Stocks fell sharply Friday after another hotter-than-expected consumer-price index reading trashed expectations for peak inflation, putting the S&P 500 on track to continue a recent string of losses on days that feature inflation readings.
“While median returns for the S&P 500 have been right around the flatline over the last two years on CPI days, more recent returns have been much weaker,” wrote analysts at Bespoke Investment Group, in a Thursday note. Since Federal Reserve Chair Jerome Powell stopped using the term “transitory” in late November to describe inflation, the S&P 500 has declined on the day of the CPI report four out of six times, including the past four reports.
Over the past six months, the S&P 500’s median performance on CPI days has been a decline of 0.18%, the analysts said.
Major indexes fell sharply Thursday in a late session selloff. Stocks were hammered again Friday, with the S&P 500

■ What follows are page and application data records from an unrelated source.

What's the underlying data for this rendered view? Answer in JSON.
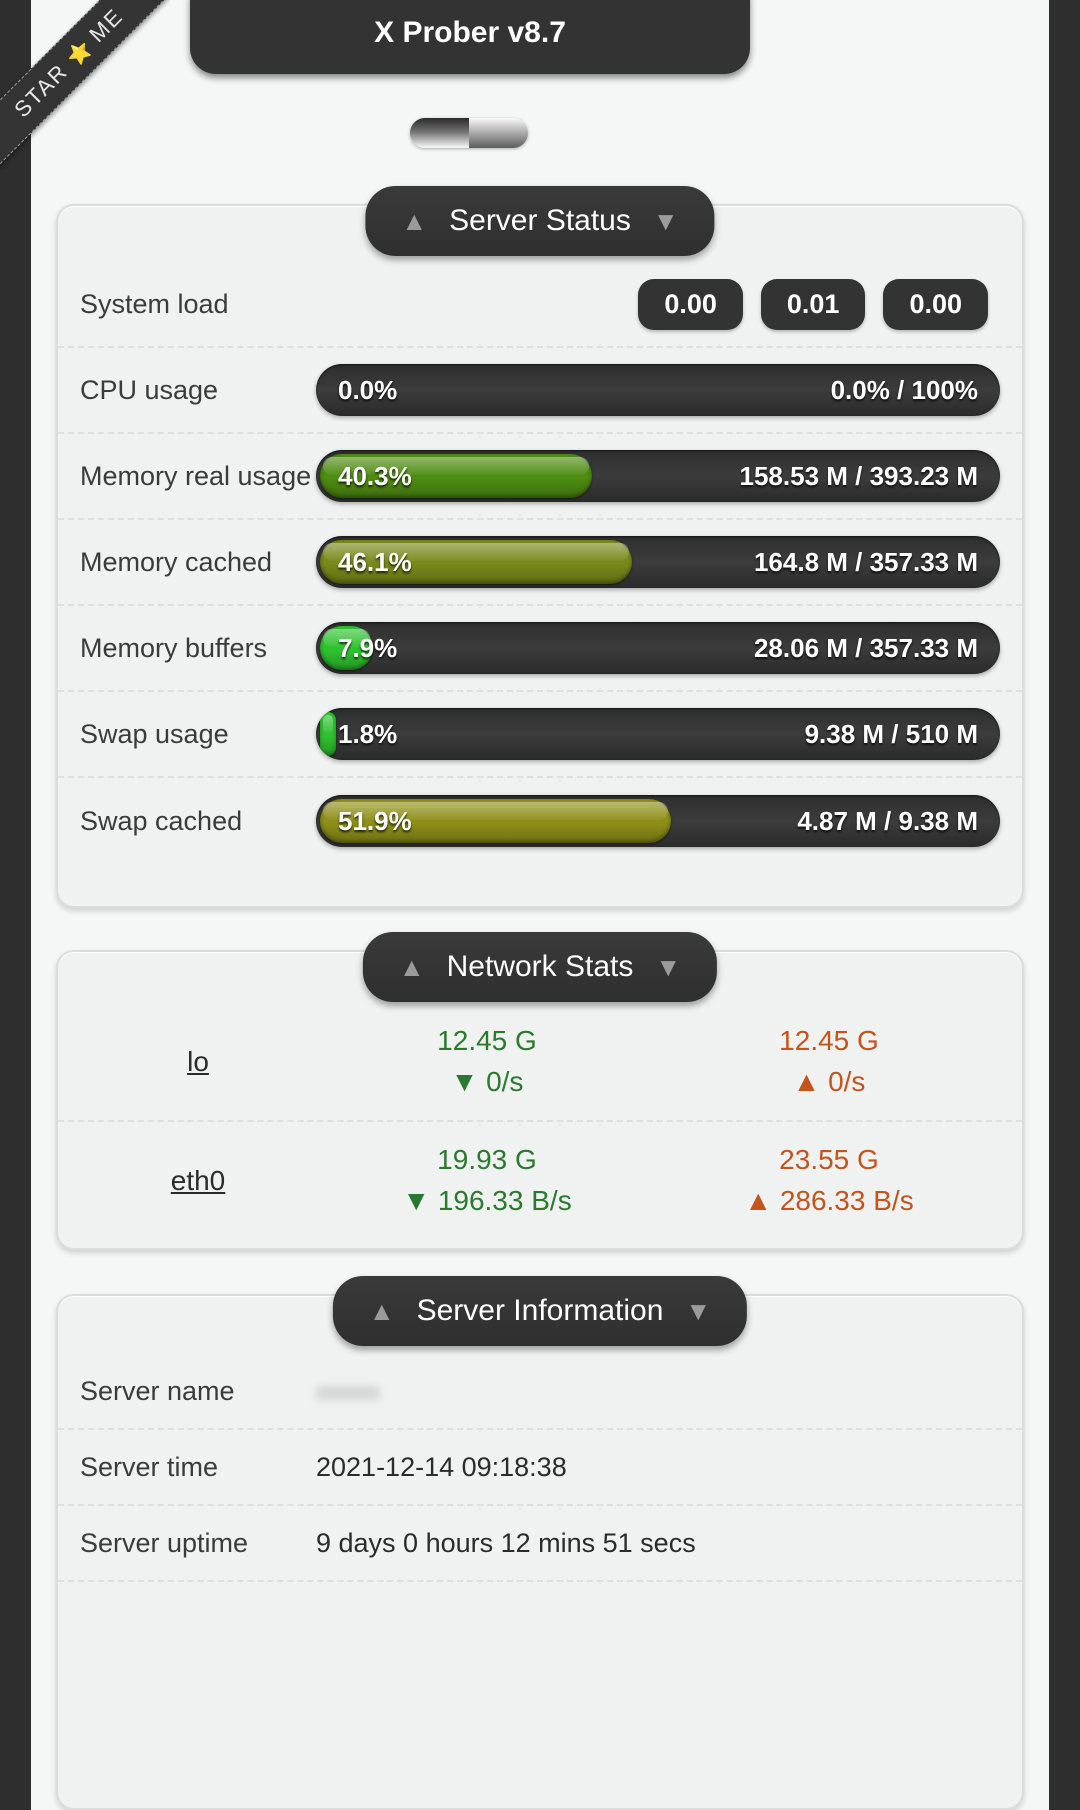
{
  "ribbon": {
    "text_left": "STAR",
    "star": "⭐",
    "text_right": "ME"
  },
  "header": {
    "title": "X Prober v8.7"
  },
  "toggle": {
    "name": "theme-toggle"
  },
  "icons": {
    "collapse_up": "▲",
    "collapse_down": "▼",
    "down_arrow": "▼",
    "up_arrow": "▲"
  },
  "colors": {
    "accent_green": "#2a7a2e",
    "accent_orange": "#c1551c",
    "bar_track": "#2e2e2e",
    "header_dark": "#333333",
    "panel_bg": "#f0f1f1"
  },
  "sections": {
    "server_status": {
      "title": "Server Status",
      "rows": {
        "system_load": {
          "label": "System load",
          "values": [
            "0.00",
            "0.01",
            "0.00"
          ]
        },
        "cpu_usage": {
          "label": "CPU usage",
          "percent_text": "0.0%",
          "percent": 0,
          "amount": "0.0% / 100%",
          "color": "none"
        },
        "memory_real": {
          "label": "Memory real usage",
          "percent_text": "40.3%",
          "percent": 40.3,
          "amount": "158.53 M / 393.23 M",
          "color": "#4e8c12"
        },
        "memory_cached": {
          "label": "Memory cached",
          "percent_text": "46.1%",
          "percent": 46.1,
          "amount": "164.8 M / 357.33 M",
          "color": "#79891a"
        },
        "memory_buffers": {
          "label": "Memory buffers",
          "percent_text": "7.9%",
          "percent": 7.9,
          "amount": "28.06 M / 357.33 M",
          "color": "#2fc22f"
        },
        "swap_usage": {
          "label": "Swap usage",
          "percent_text": "1.8%",
          "percent": 1.8,
          "amount": "9.38 M / 510 M",
          "color": "#2fc22f"
        },
        "swap_cached": {
          "label": "Swap cached",
          "percent_text": "51.9%",
          "percent": 51.9,
          "amount": "4.87 M / 9.38 M",
          "color": "#8d8f18"
        }
      }
    },
    "network_stats": {
      "title": "Network Stats",
      "interfaces": [
        {
          "name": "lo",
          "rx_total": "12.45 G",
          "rx_speed": "0/s",
          "tx_total": "12.45 G",
          "tx_speed": "0/s"
        },
        {
          "name": "eth0",
          "rx_total": "19.93 G",
          "rx_speed": "196.33 B/s",
          "tx_total": "23.55 G",
          "tx_speed": "286.33 B/s"
        }
      ]
    },
    "server_information": {
      "title": "Server Information",
      "rows": [
        {
          "label": "Server name",
          "value": "",
          "hidden": true
        },
        {
          "label": "Server time",
          "value": "2021-12-14 09:18:38"
        },
        {
          "label": "Server uptime",
          "value": "9 days 0 hours 12 mins 51 secs"
        }
      ]
    }
  }
}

down 2.4% after the May consumer price index showed a monthly rise of 1%, well above the 0.7% rise forecast by economists surveyed by The Wall Street Journal. The year-over-year rate rose 8.6%, topping the 40-year high of 8.5% seen in March.
The Dow Jones Industrial Average
was down 650 points, or 2%, after falling more than 800 points at its session low.
The Bespoke analysts looked at sector performance over the past six reports and found that energy, unsurprisingly, has been the best performer on CPI days, with a median gain of 1.1%, while technology was the worst. Of course, 2022’s stock-market fall has been led by tech-related stocks, while energy has soared in response to surging oil prices.
Bespoke Investment Group
Bespoke noted that for a market concerned about inflation, recent reports haven’t offered investors much comfort. Over the past 24 months, there were just three months where headline CPI came in weaker than expected (6/10/20, 11/12/20, and 9/14/21), they said.
“Ironically enough, on each of those three days, the S&P 500 actually traded lower, although to be fair, all three of these reports were before Powell ditched the term ‘transitory,’” the analysts wrote.